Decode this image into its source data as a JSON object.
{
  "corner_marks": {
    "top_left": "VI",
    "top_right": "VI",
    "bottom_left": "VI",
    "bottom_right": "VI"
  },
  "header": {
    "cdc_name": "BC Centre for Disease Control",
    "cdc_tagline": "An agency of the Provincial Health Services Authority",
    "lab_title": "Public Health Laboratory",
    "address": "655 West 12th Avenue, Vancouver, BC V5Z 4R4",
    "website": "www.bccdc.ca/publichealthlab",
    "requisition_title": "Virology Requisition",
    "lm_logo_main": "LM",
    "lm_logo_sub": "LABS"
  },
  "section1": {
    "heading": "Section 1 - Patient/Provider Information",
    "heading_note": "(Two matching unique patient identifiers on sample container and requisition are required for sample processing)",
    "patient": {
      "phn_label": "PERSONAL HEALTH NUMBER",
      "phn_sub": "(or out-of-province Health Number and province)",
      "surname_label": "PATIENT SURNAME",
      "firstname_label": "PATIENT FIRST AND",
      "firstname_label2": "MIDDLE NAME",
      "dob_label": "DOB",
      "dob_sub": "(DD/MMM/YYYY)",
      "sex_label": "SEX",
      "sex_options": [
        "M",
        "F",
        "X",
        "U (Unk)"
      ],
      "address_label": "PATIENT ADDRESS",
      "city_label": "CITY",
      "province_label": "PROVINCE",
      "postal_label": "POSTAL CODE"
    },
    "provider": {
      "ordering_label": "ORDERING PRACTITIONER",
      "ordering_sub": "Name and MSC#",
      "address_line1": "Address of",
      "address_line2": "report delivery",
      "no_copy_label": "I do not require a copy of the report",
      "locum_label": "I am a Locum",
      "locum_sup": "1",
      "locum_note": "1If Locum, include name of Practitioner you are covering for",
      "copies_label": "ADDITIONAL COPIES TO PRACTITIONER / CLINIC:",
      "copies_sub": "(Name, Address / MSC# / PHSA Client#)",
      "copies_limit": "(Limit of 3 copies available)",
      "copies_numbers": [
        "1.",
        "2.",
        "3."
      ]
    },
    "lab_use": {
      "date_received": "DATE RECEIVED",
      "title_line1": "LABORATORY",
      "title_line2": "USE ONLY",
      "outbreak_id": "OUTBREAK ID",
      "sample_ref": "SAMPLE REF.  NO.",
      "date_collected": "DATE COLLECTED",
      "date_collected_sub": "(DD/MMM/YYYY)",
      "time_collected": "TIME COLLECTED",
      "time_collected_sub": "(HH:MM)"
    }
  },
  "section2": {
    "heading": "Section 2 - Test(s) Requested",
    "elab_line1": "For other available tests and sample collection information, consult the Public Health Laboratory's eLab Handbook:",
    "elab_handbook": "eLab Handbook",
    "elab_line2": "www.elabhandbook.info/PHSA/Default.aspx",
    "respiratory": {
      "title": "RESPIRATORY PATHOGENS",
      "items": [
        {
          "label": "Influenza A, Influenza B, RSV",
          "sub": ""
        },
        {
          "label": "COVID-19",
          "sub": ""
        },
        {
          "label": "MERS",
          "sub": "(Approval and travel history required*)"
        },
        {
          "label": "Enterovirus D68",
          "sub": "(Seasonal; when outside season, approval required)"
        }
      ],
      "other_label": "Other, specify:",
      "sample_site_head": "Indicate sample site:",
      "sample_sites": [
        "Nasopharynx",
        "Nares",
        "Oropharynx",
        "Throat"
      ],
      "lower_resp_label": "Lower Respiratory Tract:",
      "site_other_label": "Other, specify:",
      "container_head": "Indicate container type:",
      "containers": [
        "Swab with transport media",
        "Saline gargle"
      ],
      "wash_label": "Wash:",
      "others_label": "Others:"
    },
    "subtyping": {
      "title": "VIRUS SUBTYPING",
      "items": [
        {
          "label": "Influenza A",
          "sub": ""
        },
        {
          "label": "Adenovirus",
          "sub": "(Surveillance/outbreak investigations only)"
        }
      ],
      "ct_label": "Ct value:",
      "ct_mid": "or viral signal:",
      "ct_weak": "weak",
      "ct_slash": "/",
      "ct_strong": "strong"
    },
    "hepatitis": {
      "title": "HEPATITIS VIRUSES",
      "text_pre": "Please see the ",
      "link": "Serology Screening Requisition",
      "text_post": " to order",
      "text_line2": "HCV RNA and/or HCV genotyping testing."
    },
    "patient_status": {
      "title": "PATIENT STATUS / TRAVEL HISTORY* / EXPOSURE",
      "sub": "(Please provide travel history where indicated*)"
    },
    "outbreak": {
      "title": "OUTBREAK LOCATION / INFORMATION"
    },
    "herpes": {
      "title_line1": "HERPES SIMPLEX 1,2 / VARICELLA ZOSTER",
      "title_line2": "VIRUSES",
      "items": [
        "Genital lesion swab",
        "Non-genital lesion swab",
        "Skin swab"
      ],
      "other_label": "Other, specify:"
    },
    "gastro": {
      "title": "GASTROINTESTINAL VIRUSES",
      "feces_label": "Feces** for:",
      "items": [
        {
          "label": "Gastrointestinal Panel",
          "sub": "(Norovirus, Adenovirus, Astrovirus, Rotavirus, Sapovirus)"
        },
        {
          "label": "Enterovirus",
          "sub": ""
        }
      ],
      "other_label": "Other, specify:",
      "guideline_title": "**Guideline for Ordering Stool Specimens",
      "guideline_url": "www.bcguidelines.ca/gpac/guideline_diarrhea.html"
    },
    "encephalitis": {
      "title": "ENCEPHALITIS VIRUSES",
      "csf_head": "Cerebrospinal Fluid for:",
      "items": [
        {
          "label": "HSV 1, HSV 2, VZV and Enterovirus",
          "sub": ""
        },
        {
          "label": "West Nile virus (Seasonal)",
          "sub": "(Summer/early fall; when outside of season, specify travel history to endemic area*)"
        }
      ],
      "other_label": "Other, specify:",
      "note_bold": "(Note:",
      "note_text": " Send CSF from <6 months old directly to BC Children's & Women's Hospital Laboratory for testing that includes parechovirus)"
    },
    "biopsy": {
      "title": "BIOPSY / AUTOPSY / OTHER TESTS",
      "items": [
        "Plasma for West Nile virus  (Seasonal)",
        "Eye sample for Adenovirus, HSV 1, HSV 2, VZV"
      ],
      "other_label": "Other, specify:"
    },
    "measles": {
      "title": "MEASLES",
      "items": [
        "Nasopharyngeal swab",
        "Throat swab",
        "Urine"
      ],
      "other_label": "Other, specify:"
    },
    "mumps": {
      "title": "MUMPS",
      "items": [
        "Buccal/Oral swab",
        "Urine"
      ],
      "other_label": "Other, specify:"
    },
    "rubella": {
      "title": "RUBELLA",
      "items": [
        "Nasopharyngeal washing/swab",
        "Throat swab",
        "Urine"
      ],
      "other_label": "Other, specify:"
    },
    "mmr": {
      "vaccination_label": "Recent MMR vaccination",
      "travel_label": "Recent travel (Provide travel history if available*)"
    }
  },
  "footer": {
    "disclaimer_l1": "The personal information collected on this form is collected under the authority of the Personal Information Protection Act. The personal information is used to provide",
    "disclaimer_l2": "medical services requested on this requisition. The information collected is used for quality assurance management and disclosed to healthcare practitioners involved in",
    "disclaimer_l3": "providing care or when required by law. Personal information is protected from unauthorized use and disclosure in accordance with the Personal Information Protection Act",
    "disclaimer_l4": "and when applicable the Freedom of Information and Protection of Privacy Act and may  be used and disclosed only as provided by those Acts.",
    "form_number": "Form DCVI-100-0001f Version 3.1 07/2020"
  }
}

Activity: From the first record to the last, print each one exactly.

Solution for this task:
Decode this image into its source data as a JSON object.
{
  "corner_marks": {
    "top_left": "VI",
    "top_right": "VI",
    "bottom_left": "VI",
    "bottom_right": "VI"
  },
  "header": {
    "cdc_name": "BC Centre for Disease Control",
    "cdc_tagline": "An agency of the Provincial Health Services Authority",
    "lab_title": "Public Health Laboratory",
    "address": "655 West 12th Avenue, Vancouver, BC V5Z 4R4",
    "website": "www.bccdc.ca/publichealthlab",
    "requisition_title": "Virology Requisition",
    "lm_logo_main": "LM",
    "lm_logo_sub": "LABS"
  },
  "section1": {
    "heading": "Section 1 - Patient/Provider Information",
    "heading_note": "(Two matching unique patient identifiers on sample container and requisition are required for sample processing)",
    "patient": {
      "phn_label": "PERSONAL HEALTH NUMBER",
      "phn_sub": "(or out-of-province Health Number and province)",
      "surname_label": "PATIENT SURNAME",
      "firstname_label": "PATIENT FIRST AND",
      "firstname_label2": "MIDDLE NAME",
      "dob_label": "DOB",
      "dob_sub": "(DD/MMM/YYYY)",
      "sex_label": "SEX",
      "sex_options": [
        "M",
        "F",
        "X",
        "U (Unk)"
      ],
      "address_label": "PATIENT ADDRESS",
      "city_label": "CITY",
      "province_label": "PROVINCE",
      "postal_label": "POSTAL CODE"
    },
    "provider": {
      "ordering_label": "ORDERING PRACTITIONER",
      "ordering_sub": "Name and MSC#",
      "address_line1": "Address of",
      "address_line2": "report delivery",
      "no_copy_label": "I do not require a copy of the report",
      "locum_label": "I am a Locum",
      "locum_sup": "1",
      "locum_note": "1If Locum, include name of Practitioner you are covering for",
      "copies_label": "ADDITIONAL COPIES TO PRACTITIONER / CLINIC:",
      "copies_sub": "(Name, Address / MSC# / PHSA Client#)",
      "copies_limit": "(Limit of 3 copies available)",
      "copies_numbers": [
        "1.",
        "2.",
        "3."
      ]
    },
    "lab_use": {
      "date_received": "DATE RECEIVED",
      "title_line1": "LABORATORY",
      "title_line2": "USE ONLY",
      "outbreak_id": "OUTBREAK ID",
      "sample_ref": "SAMPLE REF.  NO.",
      "date_collected": "DATE COLLECTED",
      "date_collected_sub": "(DD/MMM/YYYY)",
      "time_collected": "TIME COLLECTED",
      "time_collected_sub": "(HH:MM)"
    }
  },
  "section2": {
    "heading": "Section 2 - Test(s) Requested",
    "elab_line1": "For other available tests and sample collection information, consult the Public Health Laboratory's eLab Handbook:",
    "elab_handbook": "eLab Handbook",
    "elab_line2": "www.elabhandbook.info/PHSA/Default.aspx",
    "respiratory": {
      "title": "RESPIRATORY PATHOGENS",
      "items": [
        {
          "label": "Influenza A, Influenza B, RSV",
          "sub": ""
        },
        {
          "label": "COVID-19",
          "sub": ""
        },
        {
          "label": "MERS",
          "sub": "(Approval and travel history required*)"
        },
        {
          "label": "Enterovirus D68",
          "sub": "(Seasonal; when outside season, approval required)"
        }
      ],
      "other_label": "Other, specify:",
      "sample_site_head": "Indicate sample site:",
      "sample_sites": [
        "Nasopharynx",
        "Nares",
        "Oropharynx",
        "Throat"
      ],
      "lower_resp_label": "Lower Respiratory Tract:",
      "site_other_label": "Other, specify:",
      "container_head": "Indicate container type:",
      "containers": [
        "Swab with transport media",
        "Saline gargle"
      ],
      "wash_label": "Wash:",
      "others_label": "Others:"
    },
    "subtyping": {
      "title": "VIRUS SUBTYPING",
      "items": [
        {
          "label": "Influenza A",
          "sub": ""
        },
        {
          "label": "Adenovirus",
          "sub": "(Surveillance/outbreak investigations only)"
        }
      ],
      "ct_label": "Ct value:",
      "ct_mid": "or viral signal:",
      "ct_weak": "weak",
      "ct_slash": "/",
      "ct_strong": "strong"
    },
    "hepatitis": {
      "title": "HEPATITIS VIRUSES",
      "text_pre": "Please see the ",
      "link": "Serology Screening Requisition",
      "text_post": " to order",
      "text_line2": "HCV RNA and/or HCV genotyping testing."
    },
    "patient_status": {
      "title": "PATIENT STATUS / TRAVEL HISTORY* / EXPOSURE",
      "sub": "(Please provide travel history where indicated*)"
    },
    "outbreak": {
      "title": "OUTBREAK LOCATION / INFORMATION"
    },
    "herpes": {
      "title_line1": "HERPES SIMPLEX 1,2 / VARICELLA ZOSTER",
      "title_line2": "VIRUSES",
      "items": [
        "Genital lesion swab",
        "Non-genital lesion swab",
        "Skin swab"
      ],
      "other_label": "Other, specify:"
    },
    "gastro": {
      "title": "GASTROINTESTINAL VIRUSES",
      "feces_label": "Feces** for:",
      "items": [
        {
          "label": "Gastrointestinal Panel",
          "sub": "(Norovirus, Adenovirus, Astrovirus, Rotavirus, Sapovirus)"
        },
        {
          "label": "Enterovirus",
          "sub": ""
        }
      ],
      "other_label": "Other, specify:",
      "guideline_title": "**Guideline for Ordering Stool Specimens",
      "guideline_url": "www.bcguidelines.ca/gpac/guideline_diarrhea.html"
    },
    "encephalitis": {
      "title": "ENCEPHALITIS VIRUSES",
      "csf_head": "Cerebrospinal Fluid for:",
      "items": [
        {
          "label": "HSV 1, HSV 2, VZV and Enterovirus",
          "sub": ""
        },
        {
          "label": "West Nile virus (Seasonal)",
          "sub": "(Summer/early fall; when outside of season, specify travel history to endemic area*)"
        }
      ],
      "other_label": "Other, specify:",
      "note_bold": "(Note:",
      "note_text": " Send CSF from <6 months old directly to BC Children's & Women's Hospital Laboratory for testing that includes parechovirus)"
    },
    "biopsy": {
      "title": "BIOPSY / AUTOPSY / OTHER TESTS",
      "items": [
        "Plasma for West Nile virus  (Seasonal)",
        "Eye sample for Adenovirus, HSV 1, HSV 2, VZV"
      ],
      "other_label": "Other, specify:"
    },
    "measles": {
      "title": "MEASLES",
      "items": [
        "Nasopharyngeal swab",
        "Throat swab",
        "Urine"
      ],
      "other_label": "Other, specify:"
    },
    "mumps": {
      "title": "MUMPS",
      "items": [
        "Buccal/Oral swab",
        "Urine"
      ],
      "other_label": "Other, specify:"
    },
    "rubella": {
      "title": "RUBELLA",
      "items": [
        "Nasopharyngeal washing/swab",
        "Throat swab",
        "Urine"
      ],
      "other_label": "Other, specify:"
    },
    "mmr": {
      "vaccination_label": "Recent MMR vaccination",
      "travel_label": "Recent travel (Provide travel history if available*)"
    }
  },
  "footer": {
    "disclaimer_l1": "The personal information collected on this form is collected under the authority of the Personal Information Protection Act. The personal information is used to provide",
    "disclaimer_l2": "medical services requested on this requisition. The information collected is used for quality assurance management and disclosed to healthcare practitioners involved in",
    "disclaimer_l3": "providing care or when required by law. Personal information is protected from unauthorized use and disclosure in accordance with the Personal Information Protection Act",
    "disclaimer_l4": "and when applicable the Freedom of Information and Protection of Privacy Act and may  be used and disclosed only as provided by those Acts.",
    "form_number": "Form DCVI-100-0001f Version 3.1 07/2020"
  }
}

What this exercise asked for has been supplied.